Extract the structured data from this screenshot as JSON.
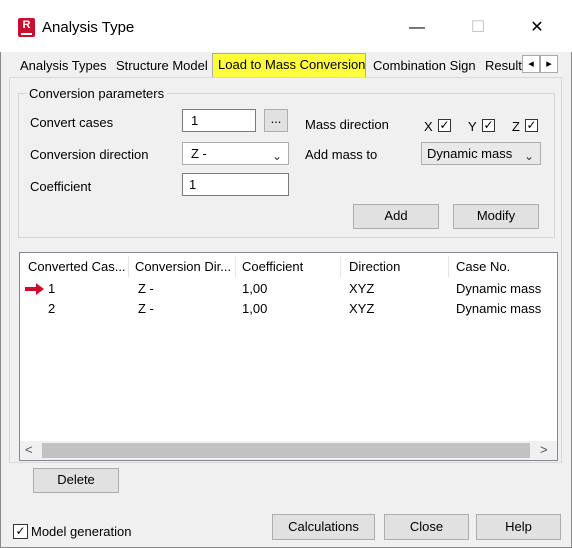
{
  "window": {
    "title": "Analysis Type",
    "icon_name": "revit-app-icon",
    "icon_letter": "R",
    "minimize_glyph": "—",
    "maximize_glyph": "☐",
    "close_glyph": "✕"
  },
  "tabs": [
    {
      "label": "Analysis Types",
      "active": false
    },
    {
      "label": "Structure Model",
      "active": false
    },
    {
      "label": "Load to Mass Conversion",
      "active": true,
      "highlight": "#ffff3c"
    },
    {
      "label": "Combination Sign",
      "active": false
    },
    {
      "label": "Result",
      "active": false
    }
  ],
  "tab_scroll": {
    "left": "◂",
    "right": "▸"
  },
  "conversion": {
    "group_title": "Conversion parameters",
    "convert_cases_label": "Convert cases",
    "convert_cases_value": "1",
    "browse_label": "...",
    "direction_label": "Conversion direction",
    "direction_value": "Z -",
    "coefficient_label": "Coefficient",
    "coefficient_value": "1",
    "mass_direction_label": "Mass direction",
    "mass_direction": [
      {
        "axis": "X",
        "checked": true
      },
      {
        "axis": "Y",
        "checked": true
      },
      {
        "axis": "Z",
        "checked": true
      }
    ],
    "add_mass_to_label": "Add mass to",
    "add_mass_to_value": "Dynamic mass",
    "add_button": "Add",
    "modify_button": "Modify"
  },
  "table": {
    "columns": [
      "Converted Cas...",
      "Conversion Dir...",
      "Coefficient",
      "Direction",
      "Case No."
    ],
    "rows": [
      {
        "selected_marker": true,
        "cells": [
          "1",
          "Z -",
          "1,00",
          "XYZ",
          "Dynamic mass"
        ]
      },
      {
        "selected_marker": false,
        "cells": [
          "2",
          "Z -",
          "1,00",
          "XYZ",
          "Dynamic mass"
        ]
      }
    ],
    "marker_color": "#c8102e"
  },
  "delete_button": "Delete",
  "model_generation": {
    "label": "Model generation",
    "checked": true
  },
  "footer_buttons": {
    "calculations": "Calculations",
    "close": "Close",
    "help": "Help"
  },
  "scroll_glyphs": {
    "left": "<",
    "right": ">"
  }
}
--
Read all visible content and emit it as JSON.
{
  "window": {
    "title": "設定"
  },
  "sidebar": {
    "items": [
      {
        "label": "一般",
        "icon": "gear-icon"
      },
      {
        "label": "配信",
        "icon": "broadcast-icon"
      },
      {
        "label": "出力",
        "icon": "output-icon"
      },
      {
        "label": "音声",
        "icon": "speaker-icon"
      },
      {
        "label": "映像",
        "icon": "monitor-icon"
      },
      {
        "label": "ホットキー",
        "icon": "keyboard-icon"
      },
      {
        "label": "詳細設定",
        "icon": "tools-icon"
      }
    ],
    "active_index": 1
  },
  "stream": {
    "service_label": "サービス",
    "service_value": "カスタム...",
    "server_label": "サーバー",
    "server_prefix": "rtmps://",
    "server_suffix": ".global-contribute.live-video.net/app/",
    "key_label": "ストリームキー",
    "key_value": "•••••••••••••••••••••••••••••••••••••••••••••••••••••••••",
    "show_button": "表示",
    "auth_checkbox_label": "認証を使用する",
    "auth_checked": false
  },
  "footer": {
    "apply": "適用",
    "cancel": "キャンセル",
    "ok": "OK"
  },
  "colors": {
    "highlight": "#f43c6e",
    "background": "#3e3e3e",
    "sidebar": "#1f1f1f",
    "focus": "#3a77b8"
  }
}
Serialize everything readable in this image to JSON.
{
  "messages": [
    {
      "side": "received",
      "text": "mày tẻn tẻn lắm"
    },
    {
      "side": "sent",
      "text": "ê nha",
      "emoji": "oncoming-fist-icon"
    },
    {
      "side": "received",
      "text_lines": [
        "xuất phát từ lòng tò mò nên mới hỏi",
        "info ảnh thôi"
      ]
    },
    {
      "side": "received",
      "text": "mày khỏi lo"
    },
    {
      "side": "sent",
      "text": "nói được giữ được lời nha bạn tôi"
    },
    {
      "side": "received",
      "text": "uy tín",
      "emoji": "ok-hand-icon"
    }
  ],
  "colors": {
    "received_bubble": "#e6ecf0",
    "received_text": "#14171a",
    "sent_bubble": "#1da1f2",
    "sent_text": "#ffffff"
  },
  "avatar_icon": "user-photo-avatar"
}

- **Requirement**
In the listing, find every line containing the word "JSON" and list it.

- **Answer for this exercise**
Extract the structured data from this screenshot as JSON.
Read all visible content and emit it as JSON.
Serialize everything readable in this image to JSON.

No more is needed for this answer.